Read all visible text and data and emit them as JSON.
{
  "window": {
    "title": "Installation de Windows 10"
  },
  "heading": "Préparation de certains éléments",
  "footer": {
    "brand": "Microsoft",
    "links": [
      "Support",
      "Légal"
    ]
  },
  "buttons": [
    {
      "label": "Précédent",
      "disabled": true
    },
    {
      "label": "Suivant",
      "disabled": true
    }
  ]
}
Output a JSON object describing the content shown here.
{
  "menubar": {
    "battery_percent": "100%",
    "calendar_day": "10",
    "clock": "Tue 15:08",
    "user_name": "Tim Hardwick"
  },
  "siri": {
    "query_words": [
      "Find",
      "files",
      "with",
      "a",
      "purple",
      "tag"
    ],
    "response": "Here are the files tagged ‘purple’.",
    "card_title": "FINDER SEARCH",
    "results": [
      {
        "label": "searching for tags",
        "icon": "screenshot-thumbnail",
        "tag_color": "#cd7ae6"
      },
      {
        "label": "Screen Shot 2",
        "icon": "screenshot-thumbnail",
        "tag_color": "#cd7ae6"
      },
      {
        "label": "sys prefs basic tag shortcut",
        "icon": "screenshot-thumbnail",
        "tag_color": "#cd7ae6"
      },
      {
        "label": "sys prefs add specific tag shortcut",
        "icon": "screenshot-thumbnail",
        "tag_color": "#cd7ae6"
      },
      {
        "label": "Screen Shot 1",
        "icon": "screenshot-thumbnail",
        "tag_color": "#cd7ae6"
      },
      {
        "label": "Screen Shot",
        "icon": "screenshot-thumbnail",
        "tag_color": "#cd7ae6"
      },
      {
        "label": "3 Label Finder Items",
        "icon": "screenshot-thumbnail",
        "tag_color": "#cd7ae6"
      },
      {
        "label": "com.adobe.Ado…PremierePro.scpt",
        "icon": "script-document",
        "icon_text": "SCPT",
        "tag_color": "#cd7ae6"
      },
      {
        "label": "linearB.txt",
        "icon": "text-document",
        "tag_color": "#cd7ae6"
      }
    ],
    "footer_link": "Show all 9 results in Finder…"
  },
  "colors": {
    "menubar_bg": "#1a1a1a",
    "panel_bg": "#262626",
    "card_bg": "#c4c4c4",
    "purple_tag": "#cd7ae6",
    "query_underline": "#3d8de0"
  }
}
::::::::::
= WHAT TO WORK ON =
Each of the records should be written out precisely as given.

= SOLUTION =
Read all visible text and data and emit them as JSON.
{
  "window": {
    "title": "Installation de Windows 10"
  },
  "heading": "Préparation de certains éléments",
  "footer": {
    "brand": "Microsoft",
    "links": [
      "Support",
      "Légal"
    ]
  },
  "buttons": [
    {
      "label": "Précédent",
      "disabled": true
    },
    {
      "label": "Suivant",
      "disabled": true
    }
  ]
}
Output a JSON object describing the content shown here.
{
  "menubar": {
    "battery_percent": "100%",
    "calendar_day": "10",
    "clock": "Tue 15:08",
    "user_name": "Tim Hardwick"
  },
  "siri": {
    "query_words": [
      "Find",
      "files",
      "with",
      "a",
      "purple",
      "tag"
    ],
    "response": "Here are the files tagged ‘purple’.",
    "card_title": "FINDER SEARCH",
    "results": [
      {
        "label": "searching for tags",
        "icon": "screenshot-thumbnail",
        "tag_color": "#cd7ae6"
      },
      {
        "label": "Screen Shot 2",
        "icon": "screenshot-thumbnail",
        "tag_color": "#cd7ae6"
      },
      {
        "label": "sys prefs basic tag shortcut",
        "icon": "screenshot-thumbnail",
        "tag_color": "#cd7ae6"
      },
      {
        "label": "sys prefs add specific tag shortcut",
        "icon": "screenshot-thumbnail",
        "tag_color": "#cd7ae6"
      },
      {
        "label": "Screen Shot 1",
        "icon": "screenshot-thumbnail",
        "tag_color": "#cd7ae6"
      },
      {
        "label": "Screen Shot",
        "icon": "screenshot-thumbnail",
        "tag_color": "#cd7ae6"
      },
      {
        "label": "3 Label Finder Items",
        "icon": "screenshot-thumbnail",
        "tag_color": "#cd7ae6"
      },
      {
        "label": "com.adobe.Ado…PremierePro.scpt",
        "icon": "script-document",
        "icon_text": "SCPT",
        "tag_color": "#cd7ae6"
      },
      {
        "label": "linearB.txt",
        "icon": "text-document",
        "tag_color": "#cd7ae6"
      }
    ],
    "footer_link": "Show all 9 results in Finder…"
  },
  "colors": {
    "menubar_bg": "#1a1a1a",
    "panel_bg": "#262626",
    "card_bg": "#c4c4c4",
    "purple_tag": "#cd7ae6",
    "query_underline": "#3d8de0"
  }
}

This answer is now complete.